Exercise aim = The output should be every line below that includes the word "Save".

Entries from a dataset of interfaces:

#####

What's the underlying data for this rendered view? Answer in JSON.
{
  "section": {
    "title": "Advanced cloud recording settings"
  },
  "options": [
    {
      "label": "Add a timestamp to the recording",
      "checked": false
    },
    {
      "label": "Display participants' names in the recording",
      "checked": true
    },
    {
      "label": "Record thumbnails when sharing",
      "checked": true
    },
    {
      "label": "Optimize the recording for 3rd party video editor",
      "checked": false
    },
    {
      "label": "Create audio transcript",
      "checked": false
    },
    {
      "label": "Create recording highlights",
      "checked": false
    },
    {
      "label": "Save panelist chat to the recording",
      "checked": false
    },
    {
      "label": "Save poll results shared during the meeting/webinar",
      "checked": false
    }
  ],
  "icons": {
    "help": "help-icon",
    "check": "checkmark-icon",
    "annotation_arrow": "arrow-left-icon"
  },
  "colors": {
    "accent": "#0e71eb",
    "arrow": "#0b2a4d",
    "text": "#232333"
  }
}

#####

Reply =
      "label": "Save panelist chat to the recording",
      "label": "Save poll results shared during the meeting/webinar",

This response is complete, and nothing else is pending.